Posted by Jake on Saturday, November 08, 2014 with 1 comment | Labels: Article, Big Society, elections, Graphs, housing, inequality, jobs, pay
Figures from the Office for National Statistics show this is actually not the case. Since the banker induced economic crisis of 2008 London house prices have rocketed by 40%. UK house prices too have grown by a not insignificant 12%. However this average UK house price rise has been greatly inflated by including London's figures.
Look at it this way: a company reviews the pay of two staff:
- Joe Minimus gets no payrise
- Felix Maximus gets a £10,000 payrise
- Their average payrise is £10,000 ÷ 2 = £5,000
If you strip out London house prices, as the ONS has kindly done in the graph below, you discover that in the five and a half years from January 2008 to July 2014 the average house price in the UK excluding London has risen by just 4%. That is about the same as if you put your money in a rip-off deposit account paying less than 1% for the same period of time.
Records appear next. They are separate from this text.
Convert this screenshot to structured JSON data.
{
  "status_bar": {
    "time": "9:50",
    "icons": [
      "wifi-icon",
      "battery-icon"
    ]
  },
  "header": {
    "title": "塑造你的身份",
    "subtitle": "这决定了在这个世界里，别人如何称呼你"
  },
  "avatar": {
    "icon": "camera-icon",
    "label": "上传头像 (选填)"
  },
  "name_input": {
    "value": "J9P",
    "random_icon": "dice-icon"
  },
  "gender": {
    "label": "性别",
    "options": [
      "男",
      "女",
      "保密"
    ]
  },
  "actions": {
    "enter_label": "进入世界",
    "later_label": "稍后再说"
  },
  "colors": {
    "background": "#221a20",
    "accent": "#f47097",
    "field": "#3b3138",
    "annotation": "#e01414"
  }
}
Take an even closer look, and you will see that as at July 2014 house prices in Wales, the North East, the North West, and Yorkshire & Humberside had not even returned to their 2008 values. And Northern Ireland house prices were on average 40% lower than 2008.
House prices in London, together with its hinterlands of the East and South East, have soared away from the rest of the UK. Why? Because that's where the money is. Not just the high paying jobs, but it's also where the government showers public money. From infrastructure (in 2013 London got £5,426 per person, compared to £223 per person in the North East) to the Arts (in 2012/13 London got £68.99 per person, compared to an average of £4.58 for the rest of England), London gets the lion's share.
The London house price bubble is the result of simple supply and demand. People come to London in spite of exorbitant house prices, because that's where the money is.
In May 2014 Mark Carney, the Governor of the Bank of England, stated:
"The biggest risk to financial stability, and therefore to the durability of the expansion – those risks centre in the housing market"
Carney reckons the booming housing market is the biggest risk to the recovery. Is there a recovery? People believe there is. But a poll done for the Financial Times shows for many it is a matter of belief rather than reality. Even 75% of Tory voters said they have not actually seen signs of recovery, they just believe its probably out there somewhere:
The solution to making more people experience the benefits of and to remove the 'biggest threat' to the recovery is to move the money - the well paying jobs and public investment - out of London to the rest of the UK.
We should not build new houses and more cramped communities where the jobs are currently. Nor should we pump up London prices by providing mortgage subsidies for bumper borrowing. We should move the jobs to where houses and communities already exist, well outside London.
Perhaps the Scots did us all a favour when they won 'devo-max' and the prospect of an "independent England". An English Parliament based somewhere away from the South East, pursued by all the corporations hungry for government contracts would be a good start to redistributing the prosperity across the UK.